------ LISTED RECORDS

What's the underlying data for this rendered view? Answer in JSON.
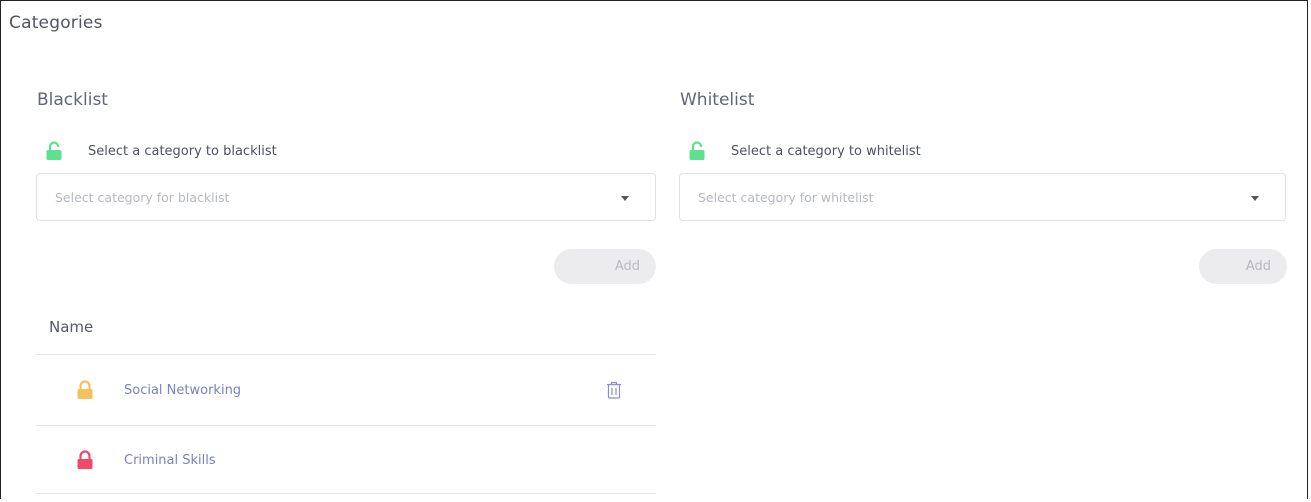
{
  "page": {
    "title": "Categories"
  },
  "blacklist": {
    "title": "Blacklist",
    "prompt": "Select a category to blacklist",
    "prompt_icon": "unlocked-padlock-icon",
    "select_placeholder": "Select category for blacklist",
    "add_label": "Add",
    "table_header": "Name",
    "rows": [
      {
        "name": "Social Networking",
        "icon": "locked-padlock-icon",
        "icon_color": "#f5c15c",
        "deletable": true
      },
      {
        "name": "Criminal Skills",
        "icon": "locked-padlock-icon",
        "icon_color": "#ee4b6b",
        "deletable": false
      }
    ]
  },
  "whitelist": {
    "title": "Whitelist",
    "prompt": "Select a category to whitelist",
    "prompt_icon": "unlocked-padlock-icon",
    "select_placeholder": "Select category for whitelist",
    "add_label": "Add"
  },
  "colors": {
    "unlock_green": "#5fe08f",
    "link": "#7b7fc3",
    "button_bg": "#ececee"
  }
}
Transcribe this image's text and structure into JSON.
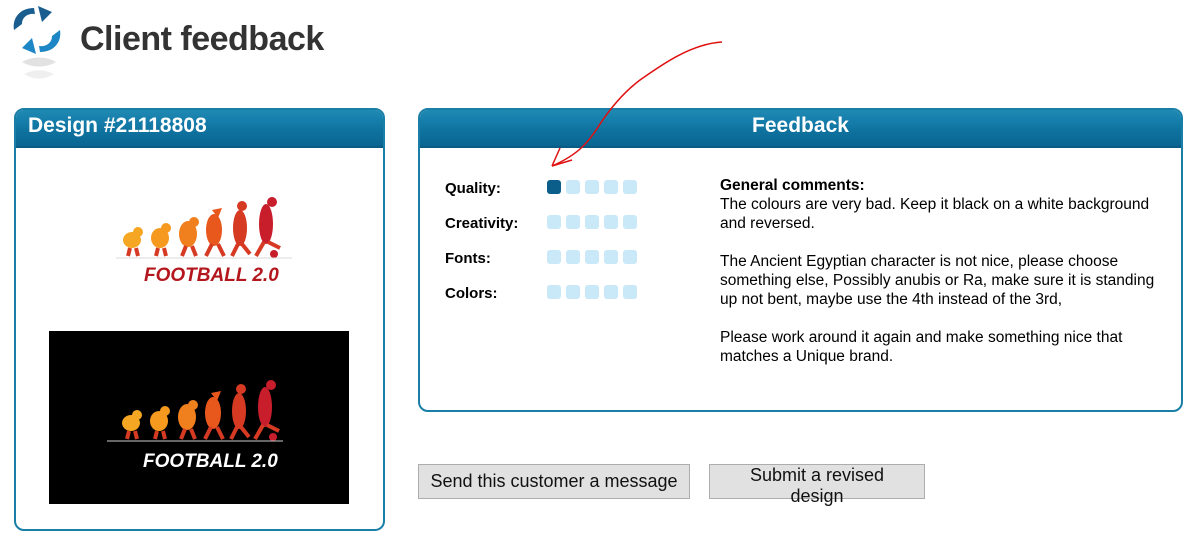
{
  "header": {
    "title": "Client feedback"
  },
  "design_panel": {
    "title": "Design #21118808",
    "logo_text": "FOOTBALL 2.0"
  },
  "feedback_panel": {
    "title": "Feedback",
    "ratings": [
      {
        "label": "Quality:",
        "score": 1,
        "max": 5
      },
      {
        "label": "Creativity:",
        "score": 0,
        "max": 5
      },
      {
        "label": "Fonts:",
        "score": 0,
        "max": 5
      },
      {
        "label": "Colors:",
        "score": 0,
        "max": 5
      }
    ],
    "comments_title": "General comments:",
    "comments": [
      "The colours are very bad. Keep it black on a white background and reversed.",
      "The Ancient Egyptian character is not nice, please choose something else, Possibly anubis or Ra, make sure it is standing up not bent, maybe use the 4th instead of the 3rd,",
      "Please work around it again and make something nice that matches a Unique brand."
    ]
  },
  "actions": {
    "message_label": "Send this customer a message",
    "revise_label": "Submit a revised design"
  },
  "colors": {
    "accent": "#0f73a0",
    "rating_filled": "#0c5e8a",
    "rating_empty": "#c9e8f8",
    "annotation": "#e01010"
  }
}
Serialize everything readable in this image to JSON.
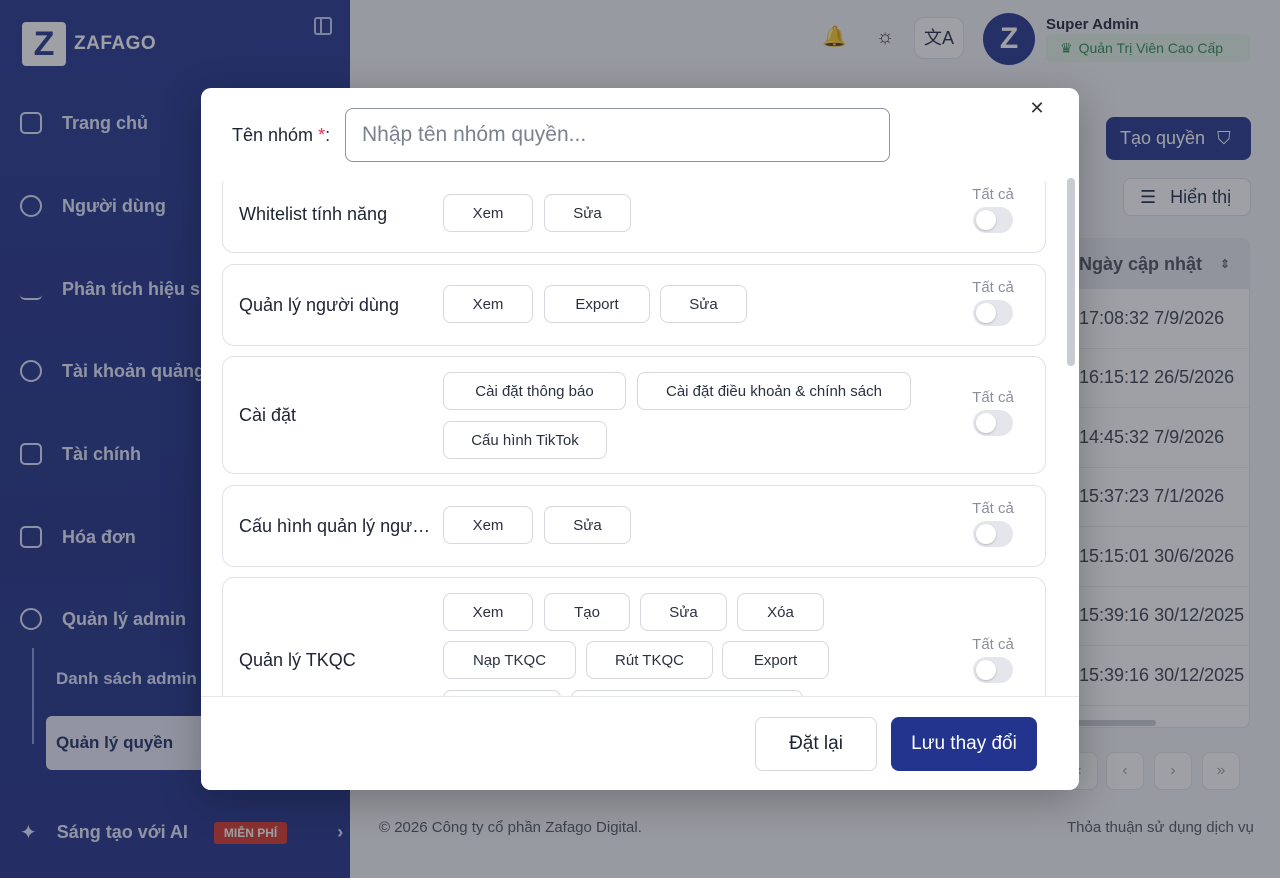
{
  "brand": {
    "logo_letter": "Z",
    "name": "ZAFAGO"
  },
  "sidebar": {
    "items": [
      {
        "label": "Trang chủ",
        "icon": "dashboard-icon"
      },
      {
        "label": "Người dùng",
        "icon": "user-icon"
      },
      {
        "label": "Phân tích hiệu suất",
        "icon": "chart-line-icon"
      },
      {
        "label": "Tài khoản quảng cáo",
        "icon": "network-icon"
      },
      {
        "label": "Tài chính",
        "icon": "wallet-icon"
      },
      {
        "label": "Hóa đơn",
        "icon": "invoice-icon"
      },
      {
        "label": "Quản lý admin",
        "icon": "users-icon"
      }
    ],
    "sub_items": [
      {
        "label": "Danh sách admin"
      },
      {
        "label": "Quản lý quyền",
        "active": true
      }
    ],
    "ai": {
      "label": "Sáng tạo với AI",
      "badge": "MIỄN PHÍ",
      "icon": "sparkle-icon"
    }
  },
  "header": {
    "user_name": "Super Admin",
    "user_role": "Quản Trị Viên Cao Cấp",
    "avatar_letter": "Z"
  },
  "page": {
    "create_label": "Tạo quyền",
    "display_label": "Hiển thị",
    "table_header": "Ngày cập nhật",
    "rows": [
      "17:08:32 7/9/2026",
      "16:15:12 26/5/2026",
      "14:45:32 7/9/2026",
      "15:37:23 7/1/2026",
      "15:15:01 30/6/2026",
      "15:39:16 30/12/2025",
      "15:39:16 30/12/2025"
    ],
    "footer_left": "© 2026 Công ty cổ phần Zafago Digital.",
    "footer_right": "Thỏa thuận sử dụng dịch vụ"
  },
  "modal": {
    "name_label": "Tên nhóm",
    "required_mark": "*",
    "name_colon": ":",
    "name_placeholder": "Nhập tên nhóm quyền...",
    "all_label": "Tất cả",
    "groups": [
      {
        "title": "Whitelist tính năng",
        "perms": [
          "Xem",
          "Sửa"
        ]
      },
      {
        "title": "Quản lý người dùng",
        "perms": [
          "Xem",
          "Export",
          "Sửa"
        ]
      },
      {
        "title": "Cài đặt",
        "perms": [
          "Cài đặt thông báo",
          "Cài đặt điều khoản & chính sách",
          "Cấu hình TikTok"
        ]
      },
      {
        "title": "Cấu hình quản lý người dùng",
        "perms": [
          "Xem",
          "Sửa"
        ]
      },
      {
        "title": "Quản lý TKQC",
        "perms": [
          "Xem",
          "Tạo",
          "Sửa",
          "Xóa",
          "Nạp TKQC",
          "Rút TKQC",
          "Export"
        ]
      }
    ],
    "reset_label": "Đặt lại",
    "save_label": "Lưu thay đổi"
  }
}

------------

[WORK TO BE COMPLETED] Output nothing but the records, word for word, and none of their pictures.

[WORKED SOLUTION]
What's the underlying data for this rendered view? Answer in JSON.
{
  "page": {
    "title": "Categories"
  },
  "blacklist": {
    "title": "Blacklist",
    "prompt": "Select a category to blacklist",
    "prompt_icon": "unlocked-padlock-icon",
    "select_placeholder": "Select category for blacklist",
    "add_label": "Add",
    "table_header": "Name",
    "rows": [
      {
        "name": "Social Networking",
        "icon": "locked-padlock-icon",
        "icon_color": "#f5c15c",
        "deletable": true
      },
      {
        "name": "Criminal Skills",
        "icon": "locked-padlock-icon",
        "icon_color": "#ee4b6b",
        "deletable": false
      }
    ]
  },
  "whitelist": {
    "title": "Whitelist",
    "prompt": "Select a category to whitelist",
    "prompt_icon": "unlocked-padlock-icon",
    "select_placeholder": "Select category for whitelist",
    "add_label": "Add"
  },
  "colors": {
    "unlock_green": "#5fe08f",
    "link": "#7b7fc3",
    "button_bg": "#ececee"
  }
}
Transcribe this image's text and structure into JSON.
{
  "header": {
    "title": "Client feedback"
  },
  "design_panel": {
    "title": "Design #21118808",
    "logo_text": "FOOTBALL 2.0"
  },
  "feedback_panel": {
    "title": "Feedback",
    "ratings": [
      {
        "label": "Quality:",
        "score": 1,
        "max": 5
      },
      {
        "label": "Creativity:",
        "score": 0,
        "max": 5
      },
      {
        "label": "Fonts:",
        "score": 0,
        "max": 5
      },
      {
        "label": "Colors:",
        "score": 0,
        "max": 5
      }
    ],
    "comments_title": "General comments:",
    "comments": [
      "The colours are very bad. Keep it black on a white background and reversed.",
      "The Ancient Egyptian character is not nice, please choose something else, Possibly anubis or Ra, make sure it is standing up not bent, maybe use the 4th instead of the 3rd,",
      "Please work around it again and make something nice that matches a Unique brand."
    ]
  },
  "actions": {
    "message_label": "Send this customer a message",
    "revise_label": "Submit a revised design"
  },
  "colors": {
    "accent": "#0f73a0",
    "rating_filled": "#0c5e8a",
    "rating_empty": "#c9e8f8",
    "annotation": "#e01010"
  }
}
Serialize everything readable in this image to JSON.
{
  "brand": {
    "logo_letter": "Z",
    "name": "ZAFAGO"
  },
  "sidebar": {
    "items": [
      {
        "label": "Trang chủ",
        "icon": "dashboard-icon"
      },
      {
        "label": "Người dùng",
        "icon": "user-icon"
      },
      {
        "label": "Phân tích hiệu suất",
        "icon": "chart-line-icon"
      },
      {
        "label": "Tài khoản quảng cáo",
        "icon": "network-icon"
      },
      {
        "label": "Tài chính",
        "icon": "wallet-icon"
      },
      {
        "label": "Hóa đơn",
        "icon": "invoice-icon"
      },
      {
        "label": "Quản lý admin",
        "icon": "users-icon"
      }
    ],
    "sub_items": [
      {
        "label": "Danh sách admin"
      },
      {
        "label": "Quản lý quyền",
        "active": true
      }
    ],
    "ai": {
      "label": "Sáng tạo với AI",
      "badge": "MIỄN PHÍ",
      "icon": "sparkle-icon"
    }
  },
  "header": {
    "user_name": "Super Admin",
    "user_role": "Quản Trị Viên Cao Cấp",
    "avatar_letter": "Z"
  },
  "page": {
    "create_label": "Tạo quyền",
    "display_label": "Hiển thị",
    "table_header": "Ngày cập nhật",
    "rows": [
      "17:08:32 7/9/2026",
      "16:15:12 26/5/2026",
      "14:45:32 7/9/2026",
      "15:37:23 7/1/2026",
      "15:15:01 30/6/2026",
      "15:39:16 30/12/2025",
      "15:39:16 30/12/2025"
    ],
    "footer_left": "© 2026 Công ty cổ phần Zafago Digital.",
    "footer_right": "Thỏa thuận sử dụng dịch vụ"
  },
  "modal": {
    "name_label": "Tên nhóm",
    "required_mark": "*",
    "name_colon": ":",
    "name_placeholder": "Nhập tên nhóm quyền...",
    "all_label": "Tất cả",
    "groups": [
      {
        "title": "Whitelist tính năng",
        "perms": [
          "Xem",
          "Sửa"
        ]
      },
      {
        "title": "Quản lý người dùng",
        "perms": [
          "Xem",
          "Export",
          "Sửa"
        ]
      },
      {
        "title": "Cài đặt",
        "perms": [
          "Cài đặt thông báo",
          "Cài đặt điều khoản & chính sách",
          "Cấu hình TikTok"
        ]
      },
      {
        "title": "Cấu hình quản lý người dùng",
        "perms": [
          "Xem",
          "Sửa"
        ]
      },
      {
        "title": "Quản lý TKQC",
        "perms": [
          "Xem",
          "Tạo",
          "Sửa",
          "Xóa",
          "Nạp TKQC",
          "Rút TKQC",
          "Export"
        ]
      }
    ],
    "reset_label": "Đặt lại",
    "save_label": "Lưu thay đổi"
  }
}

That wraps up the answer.